Repeat each entry below without omitting a single word.

------ Supplied data ------

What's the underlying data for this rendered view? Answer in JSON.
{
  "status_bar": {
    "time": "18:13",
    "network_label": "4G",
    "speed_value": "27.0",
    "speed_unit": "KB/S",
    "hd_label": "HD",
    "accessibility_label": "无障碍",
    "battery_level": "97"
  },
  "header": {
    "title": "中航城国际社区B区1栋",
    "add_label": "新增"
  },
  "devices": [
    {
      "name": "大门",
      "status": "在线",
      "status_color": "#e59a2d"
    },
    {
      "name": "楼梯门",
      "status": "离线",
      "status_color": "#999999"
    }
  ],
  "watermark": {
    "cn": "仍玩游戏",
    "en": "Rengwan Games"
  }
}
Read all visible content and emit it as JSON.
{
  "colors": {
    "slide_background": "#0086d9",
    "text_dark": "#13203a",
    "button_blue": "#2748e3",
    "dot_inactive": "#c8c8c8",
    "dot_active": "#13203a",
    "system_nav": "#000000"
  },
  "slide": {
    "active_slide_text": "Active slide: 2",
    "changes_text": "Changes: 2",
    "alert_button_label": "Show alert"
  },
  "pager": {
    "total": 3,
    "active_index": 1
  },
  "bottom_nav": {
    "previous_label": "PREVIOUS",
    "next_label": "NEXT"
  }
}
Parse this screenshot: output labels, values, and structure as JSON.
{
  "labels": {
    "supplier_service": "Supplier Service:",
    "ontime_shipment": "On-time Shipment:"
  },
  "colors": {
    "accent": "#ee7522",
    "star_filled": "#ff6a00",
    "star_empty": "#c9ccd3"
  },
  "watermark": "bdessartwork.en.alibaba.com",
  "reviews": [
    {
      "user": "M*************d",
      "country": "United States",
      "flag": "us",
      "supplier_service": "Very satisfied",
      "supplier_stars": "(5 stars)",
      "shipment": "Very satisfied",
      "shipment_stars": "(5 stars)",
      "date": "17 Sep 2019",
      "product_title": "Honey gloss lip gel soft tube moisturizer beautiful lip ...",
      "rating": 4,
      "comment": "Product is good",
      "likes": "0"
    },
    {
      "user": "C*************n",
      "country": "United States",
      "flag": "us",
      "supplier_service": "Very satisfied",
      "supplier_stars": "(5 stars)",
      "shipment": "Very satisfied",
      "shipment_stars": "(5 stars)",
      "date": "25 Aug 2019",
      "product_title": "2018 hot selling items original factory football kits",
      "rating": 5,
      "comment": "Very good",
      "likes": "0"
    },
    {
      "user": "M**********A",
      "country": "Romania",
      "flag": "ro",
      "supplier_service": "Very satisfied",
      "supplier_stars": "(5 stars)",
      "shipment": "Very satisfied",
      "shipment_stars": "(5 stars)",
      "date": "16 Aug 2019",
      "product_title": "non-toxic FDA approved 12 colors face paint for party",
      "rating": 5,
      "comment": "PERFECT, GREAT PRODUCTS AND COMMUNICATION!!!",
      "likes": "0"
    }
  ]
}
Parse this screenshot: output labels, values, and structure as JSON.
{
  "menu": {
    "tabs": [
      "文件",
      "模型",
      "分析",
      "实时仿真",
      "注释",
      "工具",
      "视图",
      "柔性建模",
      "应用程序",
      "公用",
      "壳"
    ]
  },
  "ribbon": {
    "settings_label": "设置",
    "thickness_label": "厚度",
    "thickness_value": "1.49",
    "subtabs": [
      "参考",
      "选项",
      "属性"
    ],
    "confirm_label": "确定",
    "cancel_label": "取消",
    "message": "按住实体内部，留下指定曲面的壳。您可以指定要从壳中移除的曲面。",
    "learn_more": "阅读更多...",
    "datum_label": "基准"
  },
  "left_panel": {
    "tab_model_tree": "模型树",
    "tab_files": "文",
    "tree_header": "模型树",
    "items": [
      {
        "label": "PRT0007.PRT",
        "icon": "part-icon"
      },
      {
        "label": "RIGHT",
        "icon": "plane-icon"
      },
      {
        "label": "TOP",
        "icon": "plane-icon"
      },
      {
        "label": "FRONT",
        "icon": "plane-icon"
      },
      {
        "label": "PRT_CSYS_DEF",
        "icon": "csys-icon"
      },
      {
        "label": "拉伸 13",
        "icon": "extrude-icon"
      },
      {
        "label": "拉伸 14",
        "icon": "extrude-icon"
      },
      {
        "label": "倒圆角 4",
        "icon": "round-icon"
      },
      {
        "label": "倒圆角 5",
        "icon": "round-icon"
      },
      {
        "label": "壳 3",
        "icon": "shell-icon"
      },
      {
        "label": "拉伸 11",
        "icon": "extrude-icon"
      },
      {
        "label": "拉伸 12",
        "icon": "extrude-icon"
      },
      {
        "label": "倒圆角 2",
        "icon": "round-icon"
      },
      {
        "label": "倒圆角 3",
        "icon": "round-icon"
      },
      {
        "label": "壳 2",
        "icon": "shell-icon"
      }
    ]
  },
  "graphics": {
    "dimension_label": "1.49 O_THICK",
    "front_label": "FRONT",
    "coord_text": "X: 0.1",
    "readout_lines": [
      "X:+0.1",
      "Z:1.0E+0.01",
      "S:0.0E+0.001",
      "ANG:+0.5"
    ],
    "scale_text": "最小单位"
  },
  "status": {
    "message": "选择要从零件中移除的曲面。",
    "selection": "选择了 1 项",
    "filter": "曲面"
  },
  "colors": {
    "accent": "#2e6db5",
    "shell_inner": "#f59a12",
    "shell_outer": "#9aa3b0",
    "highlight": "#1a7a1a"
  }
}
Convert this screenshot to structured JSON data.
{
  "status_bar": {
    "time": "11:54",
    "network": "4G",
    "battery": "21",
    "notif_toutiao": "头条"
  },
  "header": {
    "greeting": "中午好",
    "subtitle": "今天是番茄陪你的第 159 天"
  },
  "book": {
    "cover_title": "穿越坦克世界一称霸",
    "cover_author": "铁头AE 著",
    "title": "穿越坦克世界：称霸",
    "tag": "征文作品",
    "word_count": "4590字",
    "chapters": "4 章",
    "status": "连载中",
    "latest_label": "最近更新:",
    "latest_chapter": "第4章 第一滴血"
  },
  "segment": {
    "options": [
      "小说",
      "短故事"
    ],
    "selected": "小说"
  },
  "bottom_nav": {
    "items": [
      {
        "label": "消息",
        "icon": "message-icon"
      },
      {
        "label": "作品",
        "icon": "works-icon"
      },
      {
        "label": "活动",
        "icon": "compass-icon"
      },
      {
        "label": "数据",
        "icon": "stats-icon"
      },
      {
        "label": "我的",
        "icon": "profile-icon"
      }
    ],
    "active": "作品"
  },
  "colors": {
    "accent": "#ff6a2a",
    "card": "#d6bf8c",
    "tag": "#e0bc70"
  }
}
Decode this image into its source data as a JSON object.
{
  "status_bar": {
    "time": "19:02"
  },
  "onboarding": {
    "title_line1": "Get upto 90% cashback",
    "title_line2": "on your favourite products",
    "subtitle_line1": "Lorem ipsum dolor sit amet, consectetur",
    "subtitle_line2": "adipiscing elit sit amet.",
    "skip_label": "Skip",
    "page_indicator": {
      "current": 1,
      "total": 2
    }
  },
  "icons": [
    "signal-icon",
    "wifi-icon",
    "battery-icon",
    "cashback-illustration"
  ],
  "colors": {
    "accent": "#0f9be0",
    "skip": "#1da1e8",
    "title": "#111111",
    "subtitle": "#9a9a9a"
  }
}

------

** Answer to the problem **
What's the underlying data for this rendered view? Answer in JSON.
{
  "status_bar": {
    "time": "18:13",
    "network_label": "4G",
    "speed_value": "27.0",
    "speed_unit": "KB/S",
    "hd_label": "HD",
    "accessibility_label": "无障碍",
    "battery_level": "97"
  },
  "header": {
    "title": "中航城国际社区B区1栋",
    "add_label": "新增"
  },
  "devices": [
    {
      "name": "大门",
      "status": "在线",
      "status_color": "#e59a2d"
    },
    {
      "name": "楼梯门",
      "status": "离线",
      "status_color": "#999999"
    }
  ],
  "watermark": {
    "cn": "仍玩游戏",
    "en": "Rengwan Games"
  }
}
Read all visible content and emit it as JSON.
{
  "colors": {
    "slide_background": "#0086d9",
    "text_dark": "#13203a",
    "button_blue": "#2748e3",
    "dot_inactive": "#c8c8c8",
    "dot_active": "#13203a",
    "system_nav": "#000000"
  },
  "slide": {
    "active_slide_text": "Active slide: 2",
    "changes_text": "Changes: 2",
    "alert_button_label": "Show alert"
  },
  "pager": {
    "total": 3,
    "active_index": 1
  },
  "bottom_nav": {
    "previous_label": "PREVIOUS",
    "next_label": "NEXT"
  }
}
Parse this screenshot: output labels, values, and structure as JSON.
{
  "labels": {
    "supplier_service": "Supplier Service:",
    "ontime_shipment": "On-time Shipment:"
  },
  "colors": {
    "accent": "#ee7522",
    "star_filled": "#ff6a00",
    "star_empty": "#c9ccd3"
  },
  "watermark": "bdessartwork.en.alibaba.com",
  "reviews": [
    {
      "user": "M*************d",
      "country": "United States",
      "flag": "us",
      "supplier_service": "Very satisfied",
      "supplier_stars": "(5 stars)",
      "shipment": "Very satisfied",
      "shipment_stars": "(5 stars)",
      "date": "17 Sep 2019",
      "product_title": "Honey gloss lip gel soft tube moisturizer beautiful lip ...",
      "rating": 4,
      "comment": "Product is good",
      "likes": "0"
    },
    {
      "user": "C*************n",
      "country": "United States",
      "flag": "us",
      "supplier_service": "Very satisfied",
      "supplier_stars": "(5 stars)",
      "shipment": "Very satisfied",
      "shipment_stars": "(5 stars)",
      "date": "25 Aug 2019",
      "product_title": "2018 hot selling items original factory football kits",
      "rating": 5,
      "comment": "Very good",
      "likes": "0"
    },
    {
      "user": "M**********A",
      "country": "Romania",
      "flag": "ro",
      "supplier_service": "Very satisfied",
      "supplier_stars": "(5 stars)",
      "shipment": "Very satisfied",
      "shipment_stars": "(5 stars)",
      "date": "16 Aug 2019",
      "product_title": "non-toxic FDA approved 12 colors face paint for party",
      "rating": 5,
      "comment": "PERFECT, GREAT PRODUCTS AND COMMUNICATION!!!",
      "likes": "0"
    }
  ]
}
Parse this screenshot: output labels, values, and structure as JSON.
{
  "menu": {
    "tabs": [
      "文件",
      "模型",
      "分析",
      "实时仿真",
      "注释",
      "工具",
      "视图",
      "柔性建模",
      "应用程序",
      "公用",
      "壳"
    ]
  },
  "ribbon": {
    "settings_label": "设置",
    "thickness_label": "厚度",
    "thickness_value": "1.49",
    "subtabs": [
      "参考",
      "选项",
      "属性"
    ],
    "confirm_label": "确定",
    "cancel_label": "取消",
    "message": "按住实体内部，留下指定曲面的壳。您可以指定要从壳中移除的曲面。",
    "learn_more": "阅读更多...",
    "datum_label": "基准"
  },
  "left_panel": {
    "tab_model_tree": "模型树",
    "tab_files": "文",
    "tree_header": "模型树",
    "items": [
      {
        "label": "PRT0007.PRT",
        "icon": "part-icon"
      },
      {
        "label": "RIGHT",
        "icon": "plane-icon"
      },
      {
        "label": "TOP",
        "icon": "plane-icon"
      },
      {
        "label": "FRONT",
        "icon": "plane-icon"
      },
      {
        "label": "PRT_CSYS_DEF",
        "icon": "csys-icon"
      },
      {
        "label": "拉伸 13",
        "icon": "extrude-icon"
      },
      {
        "label": "拉伸 14",
        "icon": "extrude-icon"
      },
      {
        "label": "倒圆角 4",
        "icon": "round-icon"
      },
      {
        "label": "倒圆角 5",
        "icon": "round-icon"
      },
      {
        "label": "壳 3",
        "icon": "shell-icon"
      },
      {
        "label": "拉伸 11",
        "icon": "extrude-icon"
      },
      {
        "label": "拉伸 12",
        "icon": "extrude-icon"
      },
      {
        "label": "倒圆角 2",
        "icon": "round-icon"
      },
      {
        "label": "倒圆角 3",
        "icon": "round-icon"
      },
      {
        "label": "壳 2",
        "icon": "shell-icon"
      }
    ]
  },
  "graphics": {
    "dimension_label": "1.49 O_THICK",
    "front_label": "FRONT",
    "coord_text": "X: 0.1",
    "readout_lines": [
      "X:+0.1",
      "Z:1.0E+0.01",
      "S:0.0E+0.001",
      "ANG:+0.5"
    ],
    "scale_text": "最小单位"
  },
  "status": {
    "message": "选择要从零件中移除的曲面。",
    "selection": "选择了 1 项",
    "filter": "曲面"
  },
  "colors": {
    "accent": "#2e6db5",
    "shell_inner": "#f59a12",
    "shell_outer": "#9aa3b0",
    "highlight": "#1a7a1a"
  }
}
Convert this screenshot to structured JSON data.
{
  "status_bar": {
    "time": "11:54",
    "network": "4G",
    "battery": "21",
    "notif_toutiao": "头条"
  },
  "header": {
    "greeting": "中午好",
    "subtitle": "今天是番茄陪你的第 159 天"
  },
  "book": {
    "cover_title": "穿越坦克世界一称霸",
    "cover_author": "铁头AE 著",
    "title": "穿越坦克世界：称霸",
    "tag": "征文作品",
    "word_count": "4590字",
    "chapters": "4 章",
    "status": "连载中",
    "latest_label": "最近更新:",
    "latest_chapter": "第4章 第一滴血"
  },
  "segment": {
    "options": [
      "小说",
      "短故事"
    ],
    "selected": "小说"
  },
  "bottom_nav": {
    "items": [
      {
        "label": "消息",
        "icon": "message-icon"
      },
      {
        "label": "作品",
        "icon": "works-icon"
      },
      {
        "label": "活动",
        "icon": "compass-icon"
      },
      {
        "label": "数据",
        "icon": "stats-icon"
      },
      {
        "label": "我的",
        "icon": "profile-icon"
      }
    ],
    "active": "作品"
  },
  "colors": {
    "accent": "#ff6a2a",
    "card": "#d6bf8c",
    "tag": "#e0bc70"
  }
}
Decode this image into its source data as a JSON object.
{
  "status_bar": {
    "time": "19:02"
  },
  "onboarding": {
    "title_line1": "Get upto 90% cashback",
    "title_line2": "on your favourite products",
    "subtitle_line1": "Lorem ipsum dolor sit amet, consectetur",
    "subtitle_line2": "adipiscing elit sit amet.",
    "skip_label": "Skip",
    "page_indicator": {
      "current": 1,
      "total": 2
    }
  },
  "icons": [
    "signal-icon",
    "wifi-icon",
    "battery-icon",
    "cashback-illustration"
  ],
  "colors": {
    "accent": "#0f9be0",
    "skip": "#1da1e8",
    "title": "#111111",
    "subtitle": "#9a9a9a"
  }
}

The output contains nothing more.